Mutton Chops Recipes
Broiled Mutton Chops
For this recipe you'll need
loin of mutton, salt and pepper, a small piece of butter. Cut the
chops from a tenderloin of mutton, remove a portion of the fat,
and trim them into a nice shape; slightly beat and level them; place
the gridiron over a bright clear fire, rub the bars with a bit of fat, and lay on the chops. While broiling frequently turn them,
and in about eight minutes they will be cooked . Season with salt and pepper, dish them on a very hot dish, rub a small piece of butter
on each chop, and serve very hot and expeditiously. Nice with tomato
sauce poured over them.
Mutton Chops Fried 1
Put in a frying pan a tablespoon of cold lard and butter mixed;
have some fine mutton chops without much fat; trim off the skin.
Dip into wheat flour, or rolled cracker, and beaten egg, then lay
them into the hot grease, sprinkle with salt and pepper, fry on
both sides a fine brown. When finished, take them up and put on a
hot plate. If you want a made gravy, turn off the unneeded grease,
if any, stir into the hot gravy remaining a big spoonful of
cold water or milk; season with salt and pepper, allow it to boil thick. You can serve it in a separate dish or pour it over the chops.
Tomato sauce is nice, turned over a dish of hot fried
or broiled chops.
Mutton Chops Fried 2
Prepare the chops by trimming off all extra fat and skin, season
them with salt and pepper; dip each chop in beaten egg, then in
rolled cracker or bread-crumbs; dip again in the egg and crumbs,
and so on until they are well coated with the crumb. Have ready
a deep spider containing a pound or more of lard, hot sufficient to
fry crullers. Drop into this hot lard the chops, frying only a couple at a time, as too many cool the fat. Fry them brown, and serve them
up hot and dry, on a warm platter.
Baked Mutton Chops with Potatoes
Wash and peel some good potatoes and cut them into slices the thickness
of a penny-piece. The quantity of potatoes must, of course, be decided
according to the number of persons to whom they have to be served;

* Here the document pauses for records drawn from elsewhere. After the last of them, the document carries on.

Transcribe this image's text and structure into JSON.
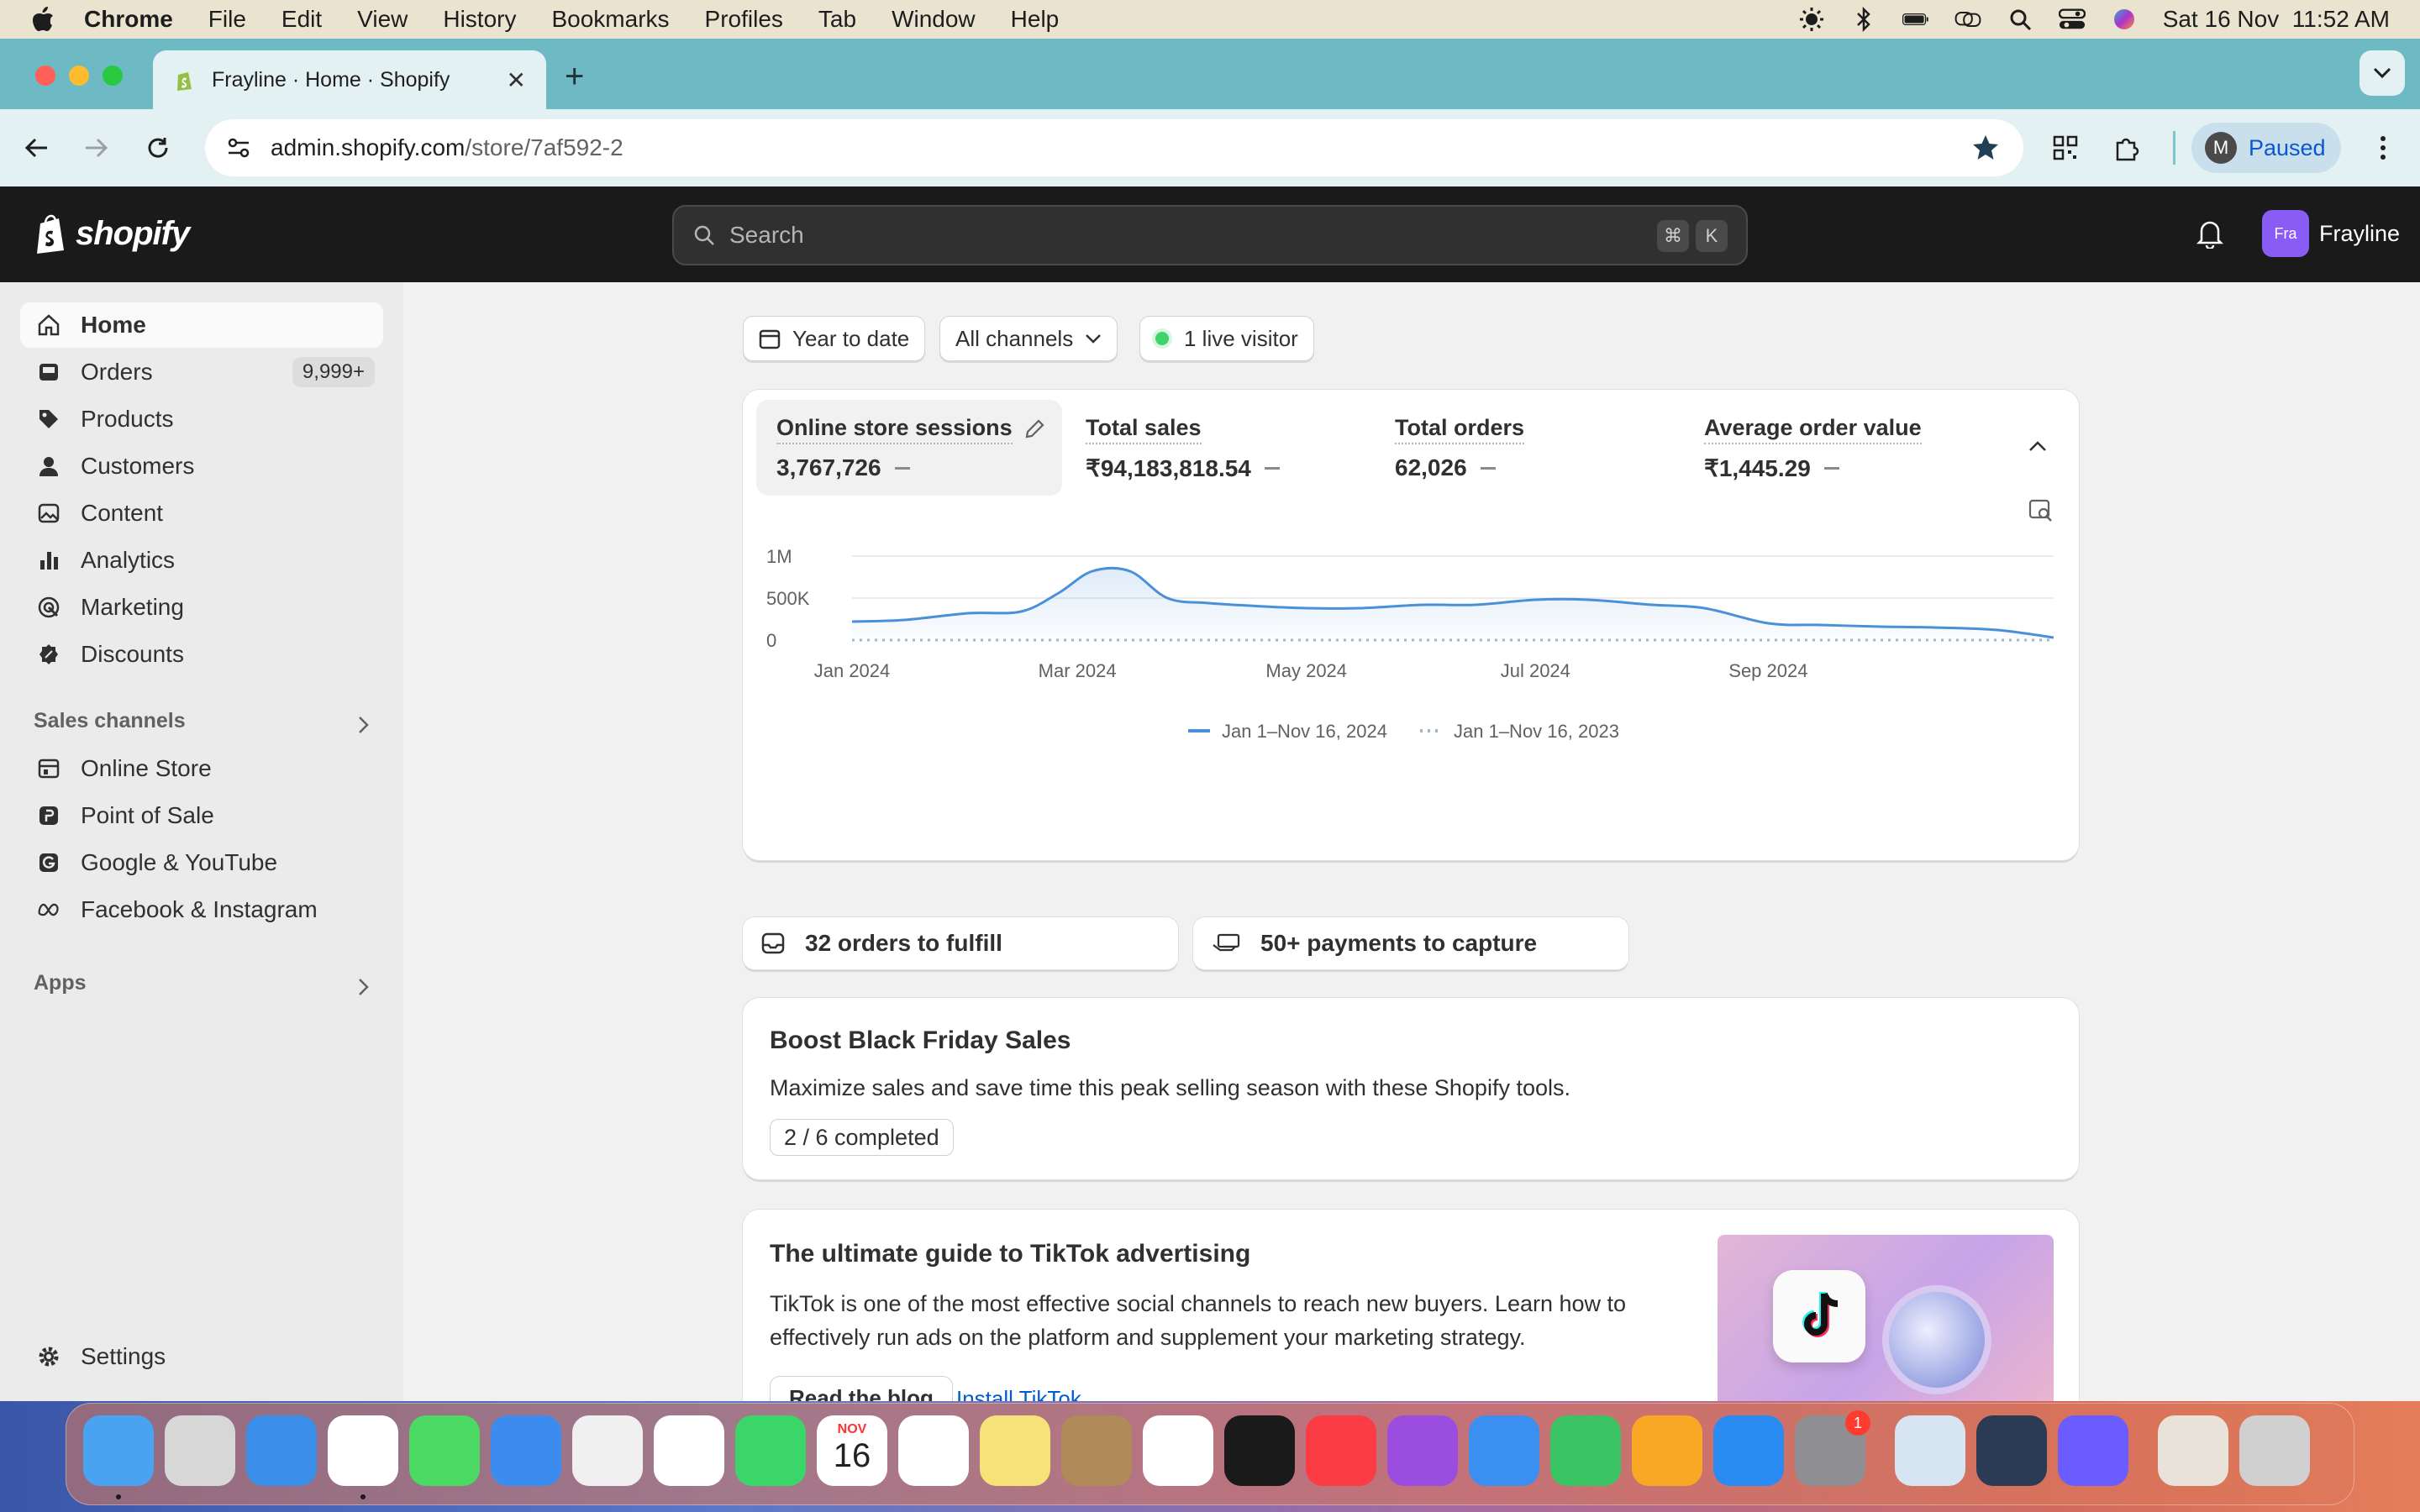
{
  "menubar": {
    "app": "Chrome",
    "items": [
      "File",
      "Edit",
      "View",
      "History",
      "Bookmarks",
      "Profiles",
      "Tab",
      "Window",
      "Help"
    ],
    "datetime": "Sat 16 Nov  11:52 AM"
  },
  "browser": {
    "tab_title": "Frayline · Home · Shopify",
    "url_host": "admin.shopify.com",
    "url_path": "/store/7af592-2",
    "profile_initial": "M",
    "profile_status": "Paused"
  },
  "shopify": {
    "logo_text": "shopify",
    "search_placeholder": "Search",
    "shortcut_cmd": "⌘",
    "shortcut_key": "K",
    "store_avatar": "Fra",
    "store_name": "Frayline"
  },
  "sidebar": {
    "items": [
      {
        "label": "Home",
        "icon": "home-icon"
      },
      {
        "label": "Orders",
        "icon": "orders-icon",
        "badge": "9,999+"
      },
      {
        "label": "Products",
        "icon": "tag-icon"
      },
      {
        "label": "Customers",
        "icon": "person-icon"
      },
      {
        "label": "Content",
        "icon": "image-icon"
      },
      {
        "label": "Analytics",
        "icon": "bar-chart-icon"
      },
      {
        "label": "Marketing",
        "icon": "target-icon"
      },
      {
        "label": "Discounts",
        "icon": "discount-icon"
      }
    ],
    "sales_channels_heading": "Sales channels",
    "channels": [
      {
        "label": "Online Store",
        "icon": "store-icon"
      },
      {
        "label": "Point of Sale",
        "icon": "pos-icon"
      },
      {
        "label": "Google & YouTube",
        "icon": "google-icon"
      },
      {
        "label": "Facebook & Instagram",
        "icon": "meta-icon"
      }
    ],
    "apps_heading": "Apps",
    "settings": "Settings"
  },
  "filters": {
    "date_range": "Year to date",
    "channels": "All channels",
    "live_visitors": "1 live visitor"
  },
  "metrics": [
    {
      "label": "Online store sessions",
      "value": "3,767,726"
    },
    {
      "label": "Total sales",
      "value": "₹94,183,818.54"
    },
    {
      "label": "Total orders",
      "value": "62,026"
    },
    {
      "label": "Average order value",
      "value": "₹1,445.29"
    }
  ],
  "chart_data": {
    "type": "line",
    "title": "",
    "xlabel": "",
    "ylabel": "",
    "y_ticks": [
      "0",
      "500K",
      "1M"
    ],
    "x_ticks": [
      "Jan 2024",
      "Mar 2024",
      "May 2024",
      "Jul 2024",
      "Sep 2024"
    ],
    "ylim": [
      0,
      1000000
    ],
    "x": [
      "2024-01-01",
      "2024-01-15",
      "2024-02-01",
      "2024-02-15",
      "2024-02-25",
      "2024-03-05",
      "2024-03-15",
      "2024-03-25",
      "2024-04-05",
      "2024-04-20",
      "2024-05-01",
      "2024-05-15",
      "2024-06-01",
      "2024-06-15",
      "2024-07-01",
      "2024-07-15",
      "2024-08-01",
      "2024-08-15",
      "2024-09-01",
      "2024-09-15",
      "2024-10-01",
      "2024-10-15",
      "2024-11-01",
      "2024-11-16"
    ],
    "series": [
      {
        "name": "Jan 1–Nov 16, 2024",
        "style": "solid",
        "color": "#4a90d9",
        "values": [
          220000,
          240000,
          320000,
          340000,
          560000,
          820000,
          820000,
          500000,
          440000,
          400000,
          380000,
          380000,
          420000,
          420000,
          480000,
          480000,
          420000,
          380000,
          200000,
          180000,
          160000,
          150000,
          120000,
          30000
        ]
      },
      {
        "name": "Jan 1–Nov 16, 2023",
        "style": "dotted",
        "color": "#9fb6c9",
        "values": [
          0,
          0,
          0,
          0,
          0,
          0,
          0,
          0,
          0,
          0,
          0,
          0,
          0,
          0,
          0,
          0,
          0,
          0,
          0,
          0,
          0,
          0,
          0,
          0
        ]
      }
    ],
    "legend_position": "bottom",
    "grid": true
  },
  "tasks": [
    {
      "label": "32 orders to fulfill",
      "icon": "inbox-icon"
    },
    {
      "label": "50+ payments to capture",
      "icon": "payment-hand-icon"
    }
  ],
  "bfcm_card": {
    "title": "Boost Black Friday Sales",
    "body": "Maximize sales and save time this peak selling season with these Shopify tools.",
    "progress_label": "2 / 6 completed",
    "completed": 2,
    "total": 6
  },
  "tiktok_card": {
    "title": "The ultimate guide to TikTok advertising",
    "body_line1": "TikTok is one of the most effective social channels to reach new buyers. Learn how to",
    "body_line2": "effectively run ads on the platform and supplement your marketing strategy.",
    "primary_button": "Read the blog",
    "secondary_link": "Install TikTok"
  },
  "dock": {
    "calendar_month": "NOV",
    "calendar_day": "16",
    "settings_badge": "1",
    "apps": [
      "finder-icon",
      "launchpad-icon",
      "safari-icon",
      "chrome-icon",
      "messages-icon",
      "mail-icon",
      "maps-icon",
      "photos-icon",
      "facetime-icon",
      "calendar-icon",
      "reminders-icon",
      "notes-icon",
      "contacts-icon",
      "freeform-icon",
      "tv-icon",
      "music-icon",
      "podcasts-icon",
      "keynote-icon",
      "numbers-icon",
      "pages-icon",
      "app-store-icon",
      "system-settings-icon",
      "preview-icon",
      "quicktime-icon",
      "perplexity-icon",
      "document-icon",
      "trash-icon"
    ]
  }
}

but it is a safe plan to allow two, or even three, potatoes for
each person. After the potatoes are sliced, wash them in two or
three waters to thoroughly cleanse them, then arrange them neatly
(in layers) in a brown stone dish proper for baking purposes. Sprinkle a bit of salt and pepper between each layer, and add a sufficient
quantity of cold water to prevent their burning. Place the dish
in a very hot oven—oil the top shelf—so as to brown the potatoes
in a couple minutes. Have ready some nice loin chops (say one—for each
person); trim off most of the fat; make them into a neat round shape
by putting a small skewer through each.
When the potatoes are nicely browned, remove the dish from the
oven, and place the chops on the top. Add a bit of more salt and
pepper, and water if required, and return the dish to a cooler part
of the oven, where it can be allowed to remain until sufficiently
cooked, which will be in about three quarters of an hour. When the
upper sides of the chops are a nice crisp brown, turn them over
so as to brown the other side also. If, in the cooking, the potatoes
appear to be getting too dry, a bit of more water can be gently
poured in at one corner of the dish, only care must be taken to
see that the water is hot this time — not cold as at first. The dish
in which the chops and potatoes are baked must be as neat looking
as possible, as it has to be sent to the table; turning the potatoes
out would, of course, spoil their appearance. Those who have never
tasted this dish have no idea how delightful it is. While the chops
are baking the gravy drips from them among the potatoes, rendering
the whole very delicious.